It is widely agreed upon that the Washington Redskins need to improve their secondary. In order to combat today’s pass-happy NFL, the use of lockdown corners and reliable safety play has become increasingly imperative.
Drafting defensive backs early in the draft this April is something that the Redskins organization is used to over the past 10 years—Sean Taylor in 2004, Carlos Rogers in 2005, LaRon Landry in 2007 and Kevin Barnes in 2008.
I can remember the Redskins drafting LaRon Landry out of LSU and salivated at the idea of him and Sean Taylor sharing the defensive backfield together. Of course, Taylor was tragically murdered months later and Landry sulked his way out of Redskins Park.
As bad as the Redskins were at that time, I thought if there was at least one answer as far as personnel was concerned, and it was the safety positions. Obviously, I was wrong.
Sadly, the Redskins have yet to find a valid replacement for the slain Taylor. The front office has explored multiple options via the draft and free agency; however, none of them have panned out.
It appears that the Skins are going to try again this offseason, as a wide selection of defensive backs are going to be available for April’s draft.
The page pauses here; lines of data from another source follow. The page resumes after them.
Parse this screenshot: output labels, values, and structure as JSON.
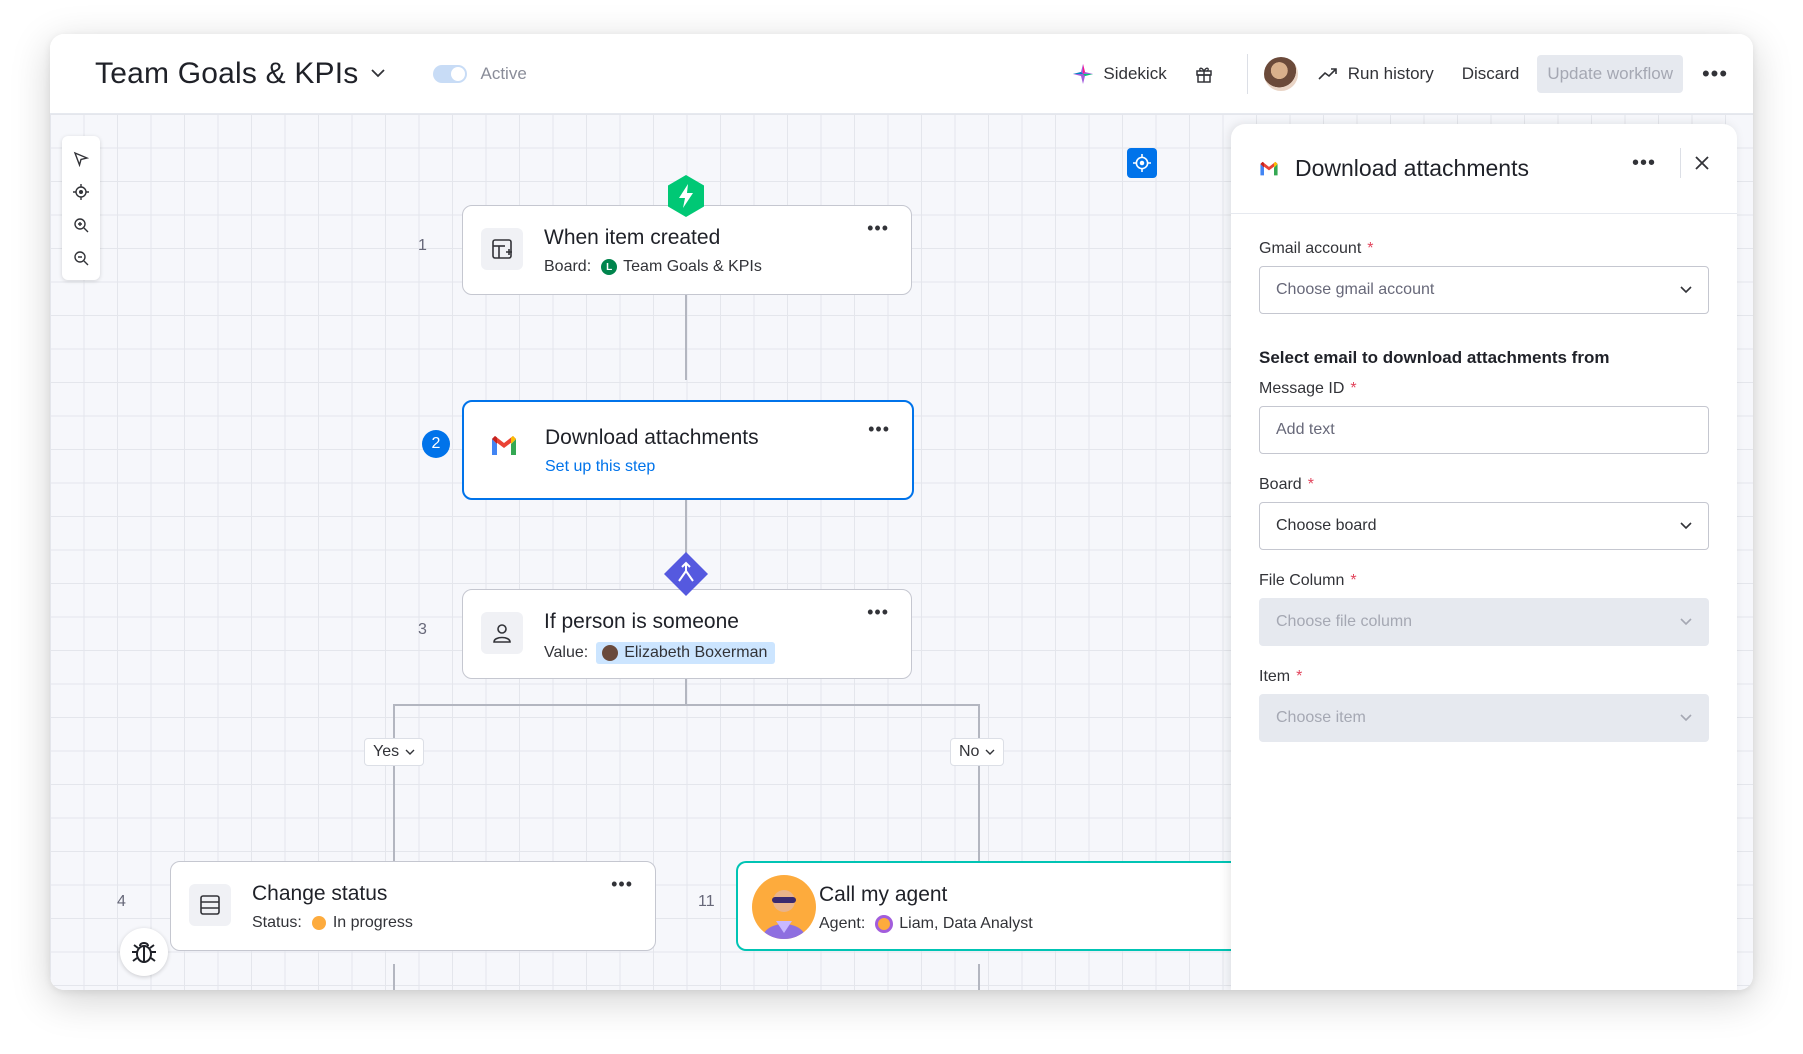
{
  "header": {
    "title": "Team Goals & KPIs",
    "active_label": "Active",
    "sidekick_label": "Sidekick",
    "run_history_label": "Run history",
    "discard_label": "Discard",
    "update_label": "Update workflow"
  },
  "steps": [
    {
      "number": "1",
      "title": "When item created",
      "sub_label": "Board:",
      "sub_value": "Team Goals & KPIs",
      "board_letter": "L"
    },
    {
      "number": "2",
      "title": "Download attachments",
      "sub_value": "Set up this step"
    },
    {
      "number": "3",
      "title": "If person is someone",
      "sub_label": "Value:",
      "sub_value": "Elizabeth Boxerman"
    },
    {
      "number": "4",
      "title": "Change status",
      "sub_label": "Status:",
      "sub_value": "In progress"
    },
    {
      "number": "11",
      "title": "Call my agent",
      "sub_label": "Agent:",
      "sub_value": "Liam, Data Analyst"
    }
  ],
  "branches": {
    "yes_label": "Yes",
    "no_label": "No"
  },
  "panel": {
    "title": "Download attachments",
    "fields": [
      {
        "label": "Gmail account",
        "placeholder": "Choose gmail account"
      },
      {
        "label": "Message ID",
        "placeholder": "Add text"
      },
      {
        "label": "Board",
        "placeholder": "Choose board"
      },
      {
        "label": "File Column",
        "placeholder": "Choose file column"
      },
      {
        "label": "Item",
        "placeholder": "Choose item"
      }
    ],
    "section_title": "Select email to download attachments from",
    "required_mark": "*"
  },
  "colors": {
    "accent": "#0073ea",
    "trigger": "#00c875",
    "condition": "#5559df",
    "status_in_progress": "#fdab3d",
    "agent_border": "#00c4b4"
  },
  "icons": [
    "chevron-down-icon",
    "sidekick-icon",
    "gift-icon",
    "run-history-icon",
    "more-icon",
    "pointer-icon",
    "target-icon",
    "zoom-in-icon",
    "zoom-out-icon",
    "lightning-icon",
    "board-icon",
    "gmail-icon",
    "branch-icon",
    "person-icon",
    "table-icon",
    "bug-icon",
    "close-icon"
  ]
}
I’ve taken a look at three experts and their thoughts on what the Redskins should do with their draft. I’ll provide my input as well.